-- Opening Marker --

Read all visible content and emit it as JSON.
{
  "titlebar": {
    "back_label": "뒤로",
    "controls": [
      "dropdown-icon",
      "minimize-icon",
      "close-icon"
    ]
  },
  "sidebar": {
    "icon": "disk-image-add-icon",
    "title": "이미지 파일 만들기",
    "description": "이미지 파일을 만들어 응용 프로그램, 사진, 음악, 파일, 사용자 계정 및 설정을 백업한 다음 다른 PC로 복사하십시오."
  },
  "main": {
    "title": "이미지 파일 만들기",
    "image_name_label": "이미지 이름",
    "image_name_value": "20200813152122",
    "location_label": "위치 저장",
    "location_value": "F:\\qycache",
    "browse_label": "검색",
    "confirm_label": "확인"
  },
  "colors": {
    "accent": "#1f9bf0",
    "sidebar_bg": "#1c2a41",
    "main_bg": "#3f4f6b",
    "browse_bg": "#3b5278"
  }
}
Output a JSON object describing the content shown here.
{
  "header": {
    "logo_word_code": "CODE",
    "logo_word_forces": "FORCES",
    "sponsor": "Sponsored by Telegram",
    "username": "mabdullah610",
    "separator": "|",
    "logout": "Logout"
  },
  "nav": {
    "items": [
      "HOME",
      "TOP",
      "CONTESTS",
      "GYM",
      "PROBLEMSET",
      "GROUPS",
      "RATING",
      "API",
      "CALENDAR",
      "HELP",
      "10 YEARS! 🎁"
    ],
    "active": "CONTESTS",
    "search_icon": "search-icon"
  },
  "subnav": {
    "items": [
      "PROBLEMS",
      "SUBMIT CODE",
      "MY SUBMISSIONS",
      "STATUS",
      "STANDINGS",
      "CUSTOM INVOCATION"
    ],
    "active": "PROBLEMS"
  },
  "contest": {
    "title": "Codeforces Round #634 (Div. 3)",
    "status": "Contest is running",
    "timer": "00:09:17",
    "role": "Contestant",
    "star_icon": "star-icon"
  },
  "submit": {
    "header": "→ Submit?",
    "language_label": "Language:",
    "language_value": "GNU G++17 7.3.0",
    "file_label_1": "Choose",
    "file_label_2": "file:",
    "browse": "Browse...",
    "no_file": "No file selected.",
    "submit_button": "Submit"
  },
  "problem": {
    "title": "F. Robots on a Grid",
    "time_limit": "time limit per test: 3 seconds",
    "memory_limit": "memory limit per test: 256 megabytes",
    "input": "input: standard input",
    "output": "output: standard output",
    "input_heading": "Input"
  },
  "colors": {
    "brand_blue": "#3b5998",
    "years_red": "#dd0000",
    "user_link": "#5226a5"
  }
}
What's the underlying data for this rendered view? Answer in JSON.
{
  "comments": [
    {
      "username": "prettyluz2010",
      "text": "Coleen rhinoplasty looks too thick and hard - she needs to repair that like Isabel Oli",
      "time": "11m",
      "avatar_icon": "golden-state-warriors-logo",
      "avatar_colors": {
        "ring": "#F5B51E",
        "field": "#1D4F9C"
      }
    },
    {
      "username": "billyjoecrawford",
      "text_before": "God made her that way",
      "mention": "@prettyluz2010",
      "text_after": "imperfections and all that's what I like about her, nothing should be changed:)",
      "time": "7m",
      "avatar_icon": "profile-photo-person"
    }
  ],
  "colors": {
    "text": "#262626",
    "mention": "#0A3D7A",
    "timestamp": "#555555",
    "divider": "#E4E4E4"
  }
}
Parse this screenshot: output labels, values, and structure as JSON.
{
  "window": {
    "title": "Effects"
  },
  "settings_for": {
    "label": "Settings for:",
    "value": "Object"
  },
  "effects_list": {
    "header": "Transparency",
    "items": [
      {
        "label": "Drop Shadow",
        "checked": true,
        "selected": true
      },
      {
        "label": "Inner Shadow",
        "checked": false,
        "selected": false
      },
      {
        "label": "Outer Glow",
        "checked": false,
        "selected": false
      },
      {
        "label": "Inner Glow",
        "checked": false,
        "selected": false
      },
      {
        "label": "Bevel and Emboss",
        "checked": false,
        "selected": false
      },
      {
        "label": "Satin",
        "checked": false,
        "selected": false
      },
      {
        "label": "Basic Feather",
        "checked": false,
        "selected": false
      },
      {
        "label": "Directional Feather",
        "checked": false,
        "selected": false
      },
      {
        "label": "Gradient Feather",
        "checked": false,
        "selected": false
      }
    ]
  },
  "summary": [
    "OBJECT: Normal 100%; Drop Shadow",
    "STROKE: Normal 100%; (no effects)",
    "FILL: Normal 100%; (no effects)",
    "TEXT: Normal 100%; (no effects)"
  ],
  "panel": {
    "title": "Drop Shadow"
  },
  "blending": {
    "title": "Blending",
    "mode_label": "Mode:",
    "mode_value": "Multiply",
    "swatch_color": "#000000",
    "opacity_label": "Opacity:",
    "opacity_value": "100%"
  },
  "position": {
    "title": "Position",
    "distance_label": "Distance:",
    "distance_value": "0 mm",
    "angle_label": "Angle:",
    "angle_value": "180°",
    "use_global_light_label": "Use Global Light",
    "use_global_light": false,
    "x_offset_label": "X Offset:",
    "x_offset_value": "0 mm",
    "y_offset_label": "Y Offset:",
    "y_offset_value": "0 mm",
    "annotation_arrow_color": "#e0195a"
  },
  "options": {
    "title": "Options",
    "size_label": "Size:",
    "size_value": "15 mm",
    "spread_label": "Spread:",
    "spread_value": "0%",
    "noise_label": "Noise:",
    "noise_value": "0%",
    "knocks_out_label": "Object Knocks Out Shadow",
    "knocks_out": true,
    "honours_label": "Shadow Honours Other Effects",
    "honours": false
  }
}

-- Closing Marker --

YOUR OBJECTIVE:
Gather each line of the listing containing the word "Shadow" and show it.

EXERCISE RESPONSE:
        "label": "Drop Shadow",
        "label": "Inner Shadow",
    "OBJECT: Normal 100%; Drop Shadow",
    "title": "Drop Shadow"
    "knocks_out_label": "Object Knocks Out Shadow",
    "honours_label": "Shadow Honours Other Effects",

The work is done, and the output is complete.